The honey mesquite tree, also known by its botanical name, prosopis glandulosa, is native to the southwestern United States. The tree is a fixture in the region's landscape and is so prolific it is now considered a problem weed in some areas. In the past, wildfires would keep the honey mesquite in check. With the advent of fire control the plant now grows without restraint.

Description

Honey mesquite leaves are compound, bearing 12 to 20 pairs of flat, oblong, green leaflets, each less than 2 inches long, on either side of a long leaf stem. The flowers are yellow and not particularly showy. The tree blooms in the spring and summer. The fruit forms as a long, flat yellowish brown pod holding many bean-like seeds that are flattened, hard and dark brown. The bark is relatively rough and gray in color. The branches often have long, sharp thorns.

Growth Habits

Mesquite can be grown in hardiness zones 6 through 9. The tree tends to grow at a medium rate adding less than 2 feet of new growth per year. The tree tends to grow in dense thickets. The root system is extensive and can spread toward sources of moisture.

Form

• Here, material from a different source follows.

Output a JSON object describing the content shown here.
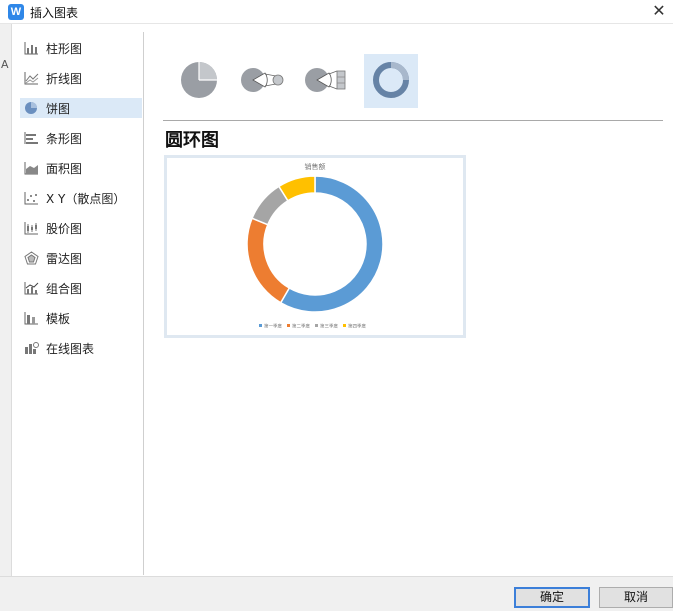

The plant grows to about 35 feet high and just as wide. Its shape is roughly rounded and spreading with an open density and fine texture. When young, the tree can look a bit straggly and irregularly shaped, while more mature trees tend to have more form. The branched of the plant tend to be crooked and droop toward the ground.

Culture

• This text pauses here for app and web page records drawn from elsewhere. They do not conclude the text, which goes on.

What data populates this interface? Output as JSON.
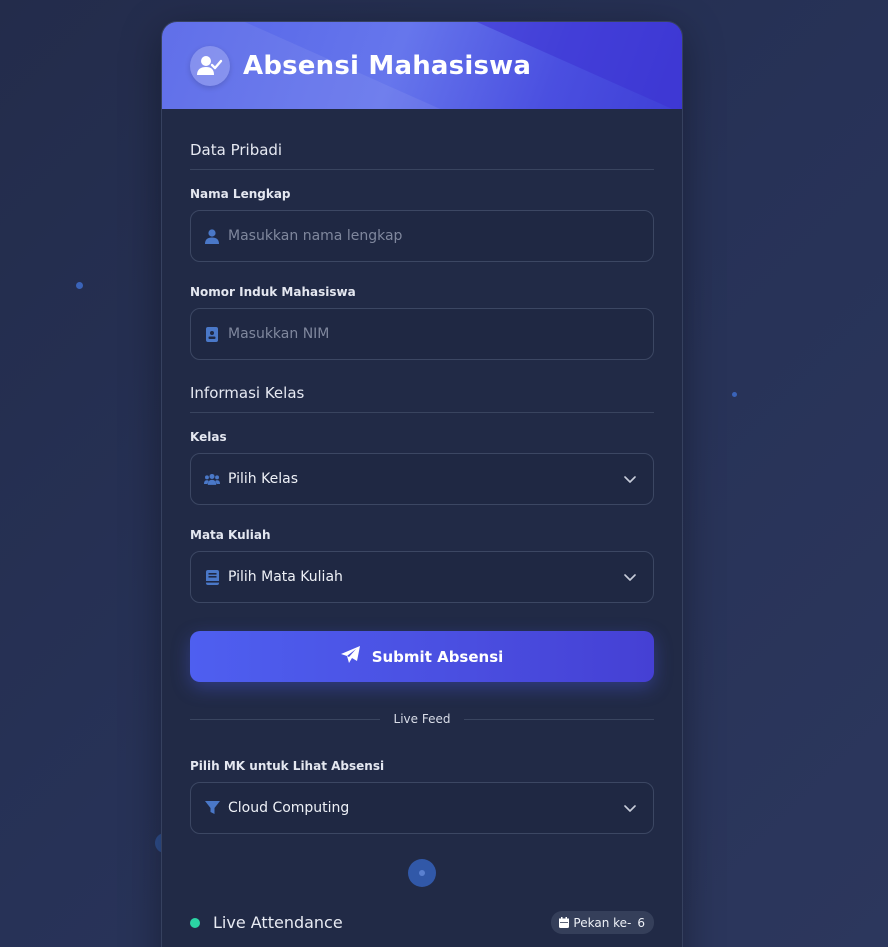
{
  "header": {
    "title": "Absensi Mahasiswa",
    "icon": "user-check-icon"
  },
  "sections": {
    "personal": "Data Pribadi",
    "class_info": "Informasi Kelas"
  },
  "fields": {
    "name": {
      "label": "Nama Lengkap",
      "placeholder": "Masukkan nama lengkap",
      "icon": "user-icon"
    },
    "nim": {
      "label": "Nomor Induk Mahasiswa",
      "placeholder": "Masukkan NIM",
      "icon": "id-card-icon"
    },
    "kelas": {
      "label": "Kelas",
      "value": "Pilih Kelas",
      "icon": "users-icon"
    },
    "matkul": {
      "label": "Mata Kuliah",
      "value": "Pilih Mata Kuliah",
      "icon": "book-icon"
    }
  },
  "submit": {
    "label": "Submit Absensi",
    "icon": "paper-plane-icon"
  },
  "live_feed": {
    "divider_label": "Live Feed",
    "filter_label": "Pilih MK untuk Lihat Absensi",
    "filter_value": "Cloud Computing",
    "title": "Live Attendance",
    "week_label": "Pekan ke-",
    "week_number": "6"
  },
  "colors": {
    "background": "#273257",
    "card": "#212a46",
    "accent": "#4e5ff0",
    "icon_blue": "#4a78c8",
    "live_green": "#2bd4a4"
  }
}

Honey mesquite like hot, arid areas and growing in full sun. The plant will tolerate a range of soil conditions, from acid to alkaline, in clay, loam or sand and are very salt tolerant. Young plants transplant easily, but need regular irrigation until well established.

Uses

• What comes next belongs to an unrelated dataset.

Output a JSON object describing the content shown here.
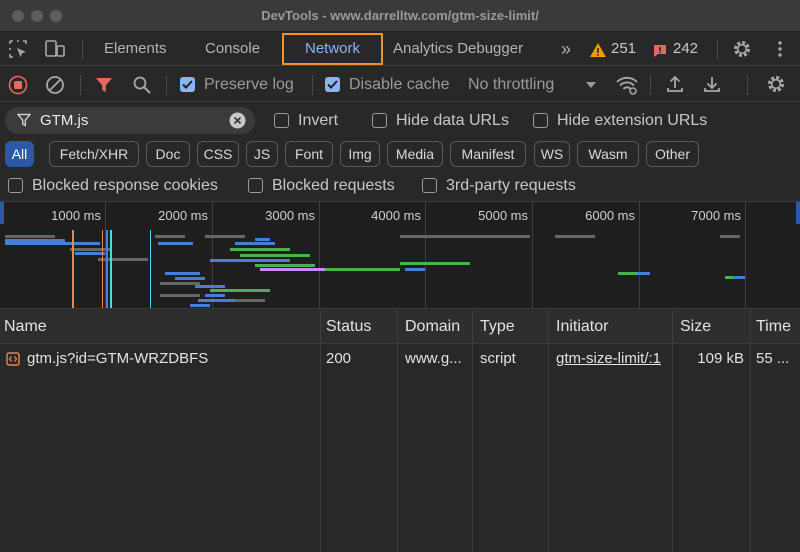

This tree is sometimes grown as a specimen plant in the landscape. The mesquite wood is often used as fuel or as charcoal for cooking. Native Americans of the southwestern United States sometimes gather the seeds as a food source. As the name of the tree implies, honey mesquite blossoms are very fragrant and an excellent source of nectar and pollen for honey bees.

Keywords: mesquite tree, honey mesquite weed, honey mesquite bees

About this Author

Located in Jacksonville, Fla, Frank Whittemore has been a writer and content strategist for over 15 years, providing corporate communications services to Fortune 500 companies. Whittemore writes on topics that stem from his fascination with nature, the environment, science, medicine and technology.